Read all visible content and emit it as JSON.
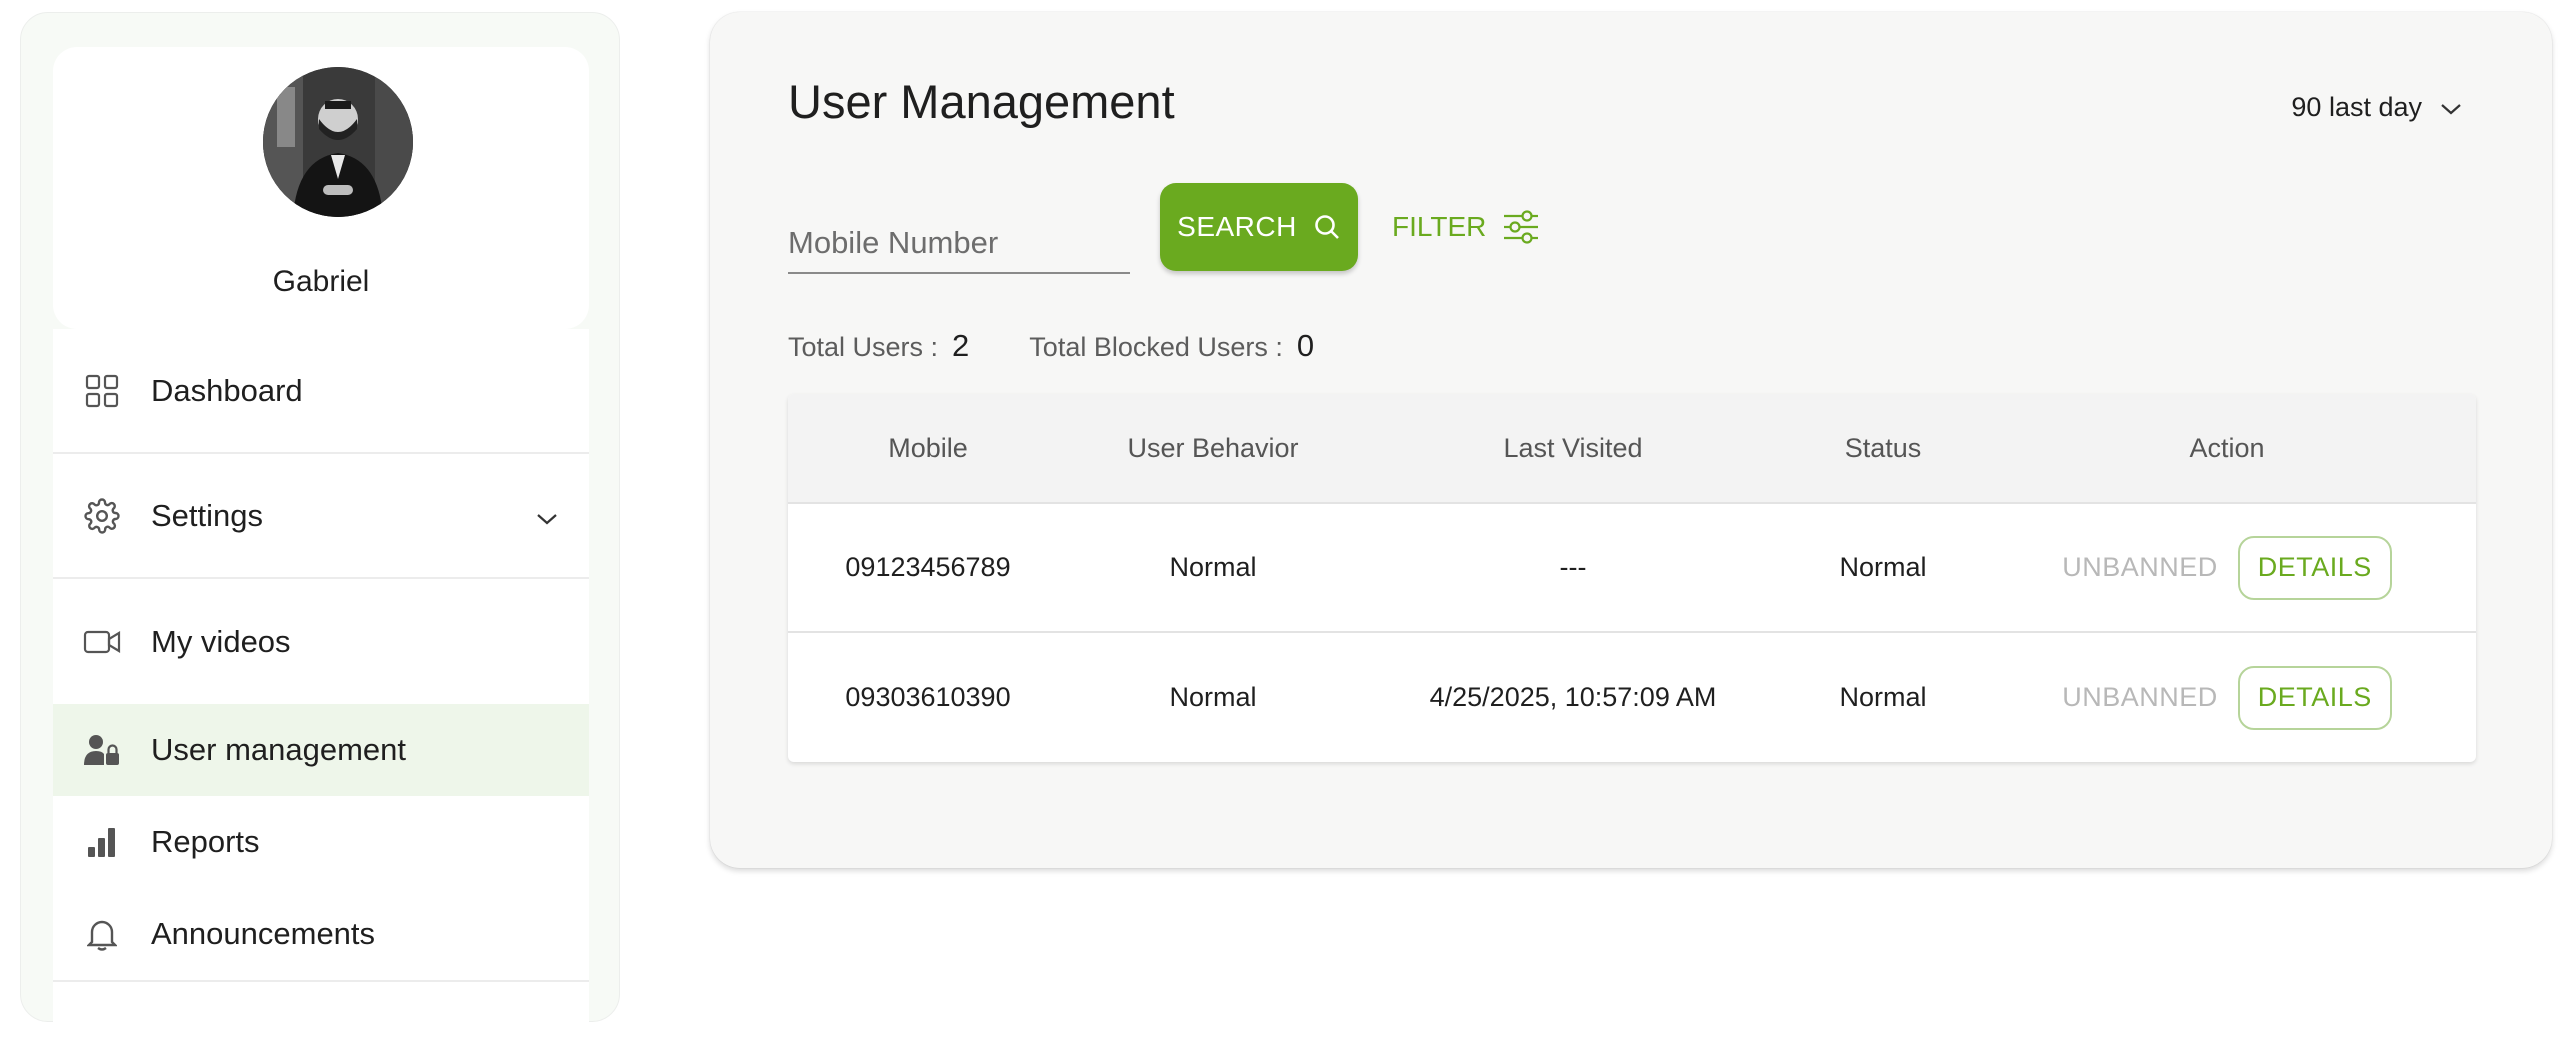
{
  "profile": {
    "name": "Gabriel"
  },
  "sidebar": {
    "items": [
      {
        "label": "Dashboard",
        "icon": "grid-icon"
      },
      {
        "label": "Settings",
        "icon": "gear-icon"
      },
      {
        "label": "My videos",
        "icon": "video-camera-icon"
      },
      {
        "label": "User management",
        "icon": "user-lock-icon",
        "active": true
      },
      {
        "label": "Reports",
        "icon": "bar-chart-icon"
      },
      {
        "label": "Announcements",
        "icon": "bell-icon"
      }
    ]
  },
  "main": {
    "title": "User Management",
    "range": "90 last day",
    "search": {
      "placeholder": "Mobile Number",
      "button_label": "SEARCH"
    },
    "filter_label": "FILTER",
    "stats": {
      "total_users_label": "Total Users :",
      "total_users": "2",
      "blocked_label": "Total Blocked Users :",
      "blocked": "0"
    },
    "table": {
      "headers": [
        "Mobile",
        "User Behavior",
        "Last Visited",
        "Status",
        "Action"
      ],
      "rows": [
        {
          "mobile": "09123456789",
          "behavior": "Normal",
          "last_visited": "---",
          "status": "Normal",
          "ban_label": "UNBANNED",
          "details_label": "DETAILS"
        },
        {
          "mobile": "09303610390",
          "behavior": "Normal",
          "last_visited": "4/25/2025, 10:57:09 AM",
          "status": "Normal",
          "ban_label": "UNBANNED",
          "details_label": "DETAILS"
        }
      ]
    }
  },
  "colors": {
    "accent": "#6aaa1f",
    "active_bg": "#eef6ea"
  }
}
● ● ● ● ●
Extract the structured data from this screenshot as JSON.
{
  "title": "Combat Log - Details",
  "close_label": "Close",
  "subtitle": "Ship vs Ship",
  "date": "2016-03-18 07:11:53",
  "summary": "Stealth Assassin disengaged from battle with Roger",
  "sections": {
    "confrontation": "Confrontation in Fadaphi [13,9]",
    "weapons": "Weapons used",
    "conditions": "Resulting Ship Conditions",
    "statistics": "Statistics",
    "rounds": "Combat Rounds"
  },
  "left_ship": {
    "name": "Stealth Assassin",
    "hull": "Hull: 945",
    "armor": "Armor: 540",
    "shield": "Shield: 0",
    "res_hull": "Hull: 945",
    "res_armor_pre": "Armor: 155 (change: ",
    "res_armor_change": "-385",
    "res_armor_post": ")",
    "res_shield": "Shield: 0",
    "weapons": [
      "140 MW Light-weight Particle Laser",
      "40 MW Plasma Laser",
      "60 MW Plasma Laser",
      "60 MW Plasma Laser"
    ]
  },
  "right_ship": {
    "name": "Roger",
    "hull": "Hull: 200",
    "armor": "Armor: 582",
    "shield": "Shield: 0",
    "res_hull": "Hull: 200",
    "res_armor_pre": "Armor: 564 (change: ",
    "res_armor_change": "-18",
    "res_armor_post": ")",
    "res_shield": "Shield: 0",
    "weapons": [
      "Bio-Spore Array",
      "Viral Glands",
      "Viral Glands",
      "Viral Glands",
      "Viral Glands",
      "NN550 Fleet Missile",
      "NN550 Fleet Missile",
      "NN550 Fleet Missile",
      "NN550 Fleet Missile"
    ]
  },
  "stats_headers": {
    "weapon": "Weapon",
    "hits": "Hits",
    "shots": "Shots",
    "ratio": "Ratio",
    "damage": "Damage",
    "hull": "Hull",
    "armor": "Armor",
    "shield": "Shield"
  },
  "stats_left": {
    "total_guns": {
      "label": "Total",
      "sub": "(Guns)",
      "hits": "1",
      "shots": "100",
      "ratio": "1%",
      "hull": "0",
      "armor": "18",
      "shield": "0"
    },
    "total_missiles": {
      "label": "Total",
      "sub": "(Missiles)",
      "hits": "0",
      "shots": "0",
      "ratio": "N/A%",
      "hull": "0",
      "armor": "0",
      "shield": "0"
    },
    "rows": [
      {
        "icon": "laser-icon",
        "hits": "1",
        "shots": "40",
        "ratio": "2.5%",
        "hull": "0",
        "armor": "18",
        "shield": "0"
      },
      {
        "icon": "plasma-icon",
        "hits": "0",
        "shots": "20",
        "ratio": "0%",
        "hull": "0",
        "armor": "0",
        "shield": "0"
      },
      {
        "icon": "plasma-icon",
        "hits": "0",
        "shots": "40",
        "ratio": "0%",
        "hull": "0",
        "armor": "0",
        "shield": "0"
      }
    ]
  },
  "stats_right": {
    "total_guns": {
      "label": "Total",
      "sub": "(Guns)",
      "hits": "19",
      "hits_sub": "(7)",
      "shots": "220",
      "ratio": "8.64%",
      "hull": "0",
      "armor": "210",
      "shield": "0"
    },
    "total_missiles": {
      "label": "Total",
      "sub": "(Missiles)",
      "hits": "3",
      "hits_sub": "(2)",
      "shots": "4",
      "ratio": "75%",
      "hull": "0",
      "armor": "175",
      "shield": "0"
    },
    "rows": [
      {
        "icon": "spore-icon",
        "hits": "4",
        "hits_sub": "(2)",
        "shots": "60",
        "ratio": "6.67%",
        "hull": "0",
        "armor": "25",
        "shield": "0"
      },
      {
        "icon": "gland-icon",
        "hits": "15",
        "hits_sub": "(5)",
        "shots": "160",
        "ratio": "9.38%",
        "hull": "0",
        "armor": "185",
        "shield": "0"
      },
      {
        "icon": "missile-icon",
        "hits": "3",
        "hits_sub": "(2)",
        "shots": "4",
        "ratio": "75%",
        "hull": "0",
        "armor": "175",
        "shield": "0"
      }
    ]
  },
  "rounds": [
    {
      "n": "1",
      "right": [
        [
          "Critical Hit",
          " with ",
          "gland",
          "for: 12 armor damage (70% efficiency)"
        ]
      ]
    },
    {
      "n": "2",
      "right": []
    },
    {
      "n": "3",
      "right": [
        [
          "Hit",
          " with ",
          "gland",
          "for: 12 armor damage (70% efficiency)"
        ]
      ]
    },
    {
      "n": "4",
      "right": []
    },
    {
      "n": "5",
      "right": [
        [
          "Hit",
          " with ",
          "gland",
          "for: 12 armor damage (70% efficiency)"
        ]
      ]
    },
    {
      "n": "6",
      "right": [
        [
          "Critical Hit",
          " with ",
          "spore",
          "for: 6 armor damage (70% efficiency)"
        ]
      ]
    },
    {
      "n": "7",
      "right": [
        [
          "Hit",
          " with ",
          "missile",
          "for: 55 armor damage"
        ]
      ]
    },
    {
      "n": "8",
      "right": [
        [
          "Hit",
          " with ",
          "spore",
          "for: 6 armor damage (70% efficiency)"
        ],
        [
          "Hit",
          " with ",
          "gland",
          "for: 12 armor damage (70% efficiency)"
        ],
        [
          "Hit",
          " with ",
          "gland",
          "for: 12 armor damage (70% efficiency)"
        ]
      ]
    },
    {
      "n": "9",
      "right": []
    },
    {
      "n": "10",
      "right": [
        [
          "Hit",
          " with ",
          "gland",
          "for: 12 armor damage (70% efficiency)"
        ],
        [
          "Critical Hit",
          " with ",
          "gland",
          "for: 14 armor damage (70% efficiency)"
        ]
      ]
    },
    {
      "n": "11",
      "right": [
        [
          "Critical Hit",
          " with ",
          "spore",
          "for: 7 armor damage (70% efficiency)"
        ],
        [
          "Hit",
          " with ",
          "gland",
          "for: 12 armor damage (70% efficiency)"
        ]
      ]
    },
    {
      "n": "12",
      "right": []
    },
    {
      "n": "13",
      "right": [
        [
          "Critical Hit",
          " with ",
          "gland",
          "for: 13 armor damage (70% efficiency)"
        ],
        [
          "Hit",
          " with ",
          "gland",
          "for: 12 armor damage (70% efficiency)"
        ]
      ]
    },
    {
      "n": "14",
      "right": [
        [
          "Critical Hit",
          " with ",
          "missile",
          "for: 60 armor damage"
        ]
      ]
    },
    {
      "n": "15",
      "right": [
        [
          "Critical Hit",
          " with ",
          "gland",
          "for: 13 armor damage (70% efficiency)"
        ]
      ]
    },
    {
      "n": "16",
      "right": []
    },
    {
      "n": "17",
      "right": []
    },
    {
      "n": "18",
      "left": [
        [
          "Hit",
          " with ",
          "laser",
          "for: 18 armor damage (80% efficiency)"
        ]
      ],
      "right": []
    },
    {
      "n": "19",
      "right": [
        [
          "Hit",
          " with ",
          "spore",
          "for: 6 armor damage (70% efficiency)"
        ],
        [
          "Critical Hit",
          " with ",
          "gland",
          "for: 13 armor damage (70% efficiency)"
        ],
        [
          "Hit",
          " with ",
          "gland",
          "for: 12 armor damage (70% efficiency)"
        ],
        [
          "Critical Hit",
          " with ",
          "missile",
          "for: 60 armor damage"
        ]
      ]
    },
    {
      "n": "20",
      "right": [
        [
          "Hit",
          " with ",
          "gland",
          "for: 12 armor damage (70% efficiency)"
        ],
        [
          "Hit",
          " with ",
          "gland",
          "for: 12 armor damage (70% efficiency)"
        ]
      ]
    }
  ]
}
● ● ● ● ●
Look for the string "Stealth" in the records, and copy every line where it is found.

- RESPONSE TO THIS EXERCISE
  "summary": "Stealth Assassin disengaged from battle with Roger",
    "name": "Stealth Assassin",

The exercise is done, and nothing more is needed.